■ The problem ■
This exercise asks for an exact copy of every entry below, with pictures omitted.

■ Information ■
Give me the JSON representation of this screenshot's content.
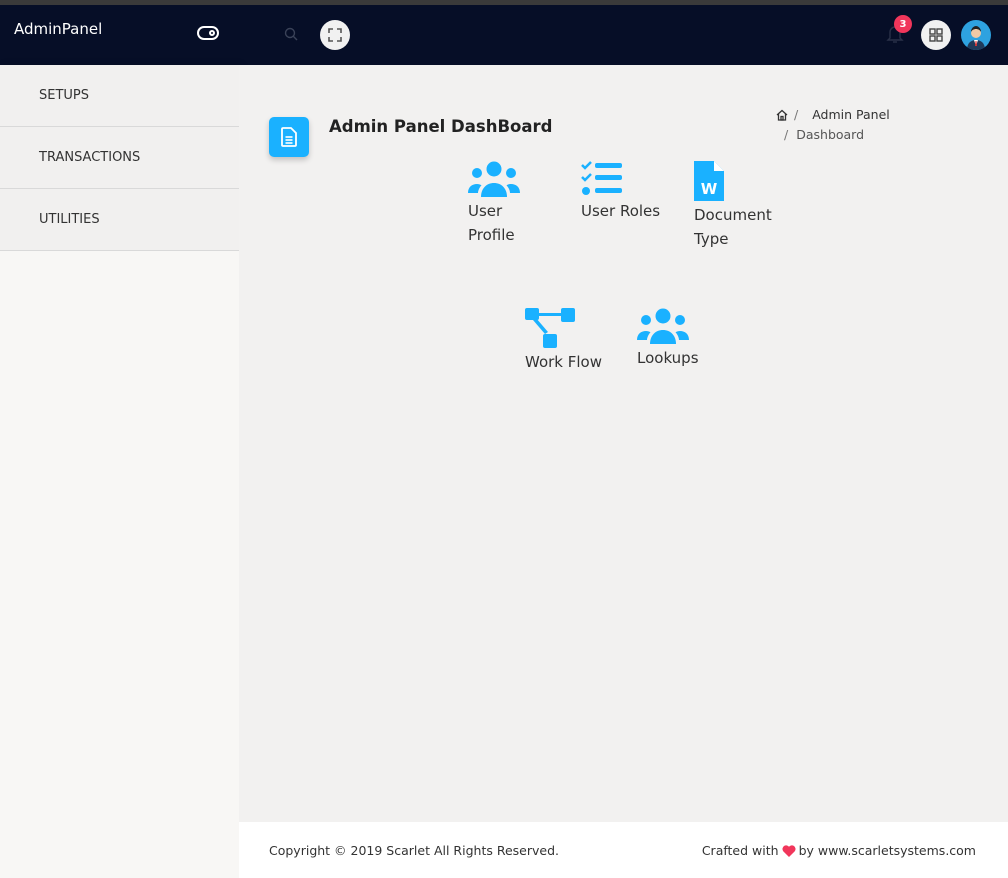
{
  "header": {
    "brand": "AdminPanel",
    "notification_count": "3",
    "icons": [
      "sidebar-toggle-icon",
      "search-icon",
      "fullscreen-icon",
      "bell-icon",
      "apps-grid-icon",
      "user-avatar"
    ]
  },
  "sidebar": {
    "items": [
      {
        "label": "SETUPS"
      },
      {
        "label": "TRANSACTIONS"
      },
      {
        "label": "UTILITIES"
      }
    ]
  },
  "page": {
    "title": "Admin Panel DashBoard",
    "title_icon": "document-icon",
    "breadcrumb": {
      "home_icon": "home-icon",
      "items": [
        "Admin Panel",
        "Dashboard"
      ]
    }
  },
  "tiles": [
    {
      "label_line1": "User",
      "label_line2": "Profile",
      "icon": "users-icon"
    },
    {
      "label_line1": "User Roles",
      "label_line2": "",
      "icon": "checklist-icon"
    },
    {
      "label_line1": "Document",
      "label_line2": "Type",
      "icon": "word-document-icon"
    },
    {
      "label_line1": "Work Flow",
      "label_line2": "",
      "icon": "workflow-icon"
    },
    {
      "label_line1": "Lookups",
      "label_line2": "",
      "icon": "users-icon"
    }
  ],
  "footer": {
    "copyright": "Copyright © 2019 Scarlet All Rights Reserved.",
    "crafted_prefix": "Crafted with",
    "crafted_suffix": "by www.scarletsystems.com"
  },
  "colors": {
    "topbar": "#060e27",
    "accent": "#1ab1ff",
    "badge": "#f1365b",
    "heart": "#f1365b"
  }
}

■ Task result ■
Give me the JSON representation of this screenshot's content.
{
  "header": {
    "brand": "AdminPanel",
    "notification_count": "3",
    "icons": [
      "sidebar-toggle-icon",
      "search-icon",
      "fullscreen-icon",
      "bell-icon",
      "apps-grid-icon",
      "user-avatar"
    ]
  },
  "sidebar": {
    "items": [
      {
        "label": "SETUPS"
      },
      {
        "label": "TRANSACTIONS"
      },
      {
        "label": "UTILITIES"
      }
    ]
  },
  "page": {
    "title": "Admin Panel DashBoard",
    "title_icon": "document-icon",
    "breadcrumb": {
      "home_icon": "home-icon",
      "items": [
        "Admin Panel",
        "Dashboard"
      ]
    }
  },
  "tiles": [
    {
      "label_line1": "User",
      "label_line2": "Profile",
      "icon": "users-icon"
    },
    {
      "label_line1": "User Roles",
      "label_line2": "",
      "icon": "checklist-icon"
    },
    {
      "label_line1": "Document",
      "label_line2": "Type",
      "icon": "word-document-icon"
    },
    {
      "label_line1": "Work Flow",
      "label_line2": "",
      "icon": "workflow-icon"
    },
    {
      "label_line1": "Lookups",
      "label_line2": "",
      "icon": "users-icon"
    }
  ],
  "footer": {
    "copyright": "Copyright © 2019 Scarlet All Rights Reserved.",
    "crafted_prefix": "Crafted with",
    "crafted_suffix": "by www.scarletsystems.com"
  },
  "colors": {
    "topbar": "#060e27",
    "accent": "#1ab1ff",
    "badge": "#f1365b",
    "heart": "#f1365b"
  }
}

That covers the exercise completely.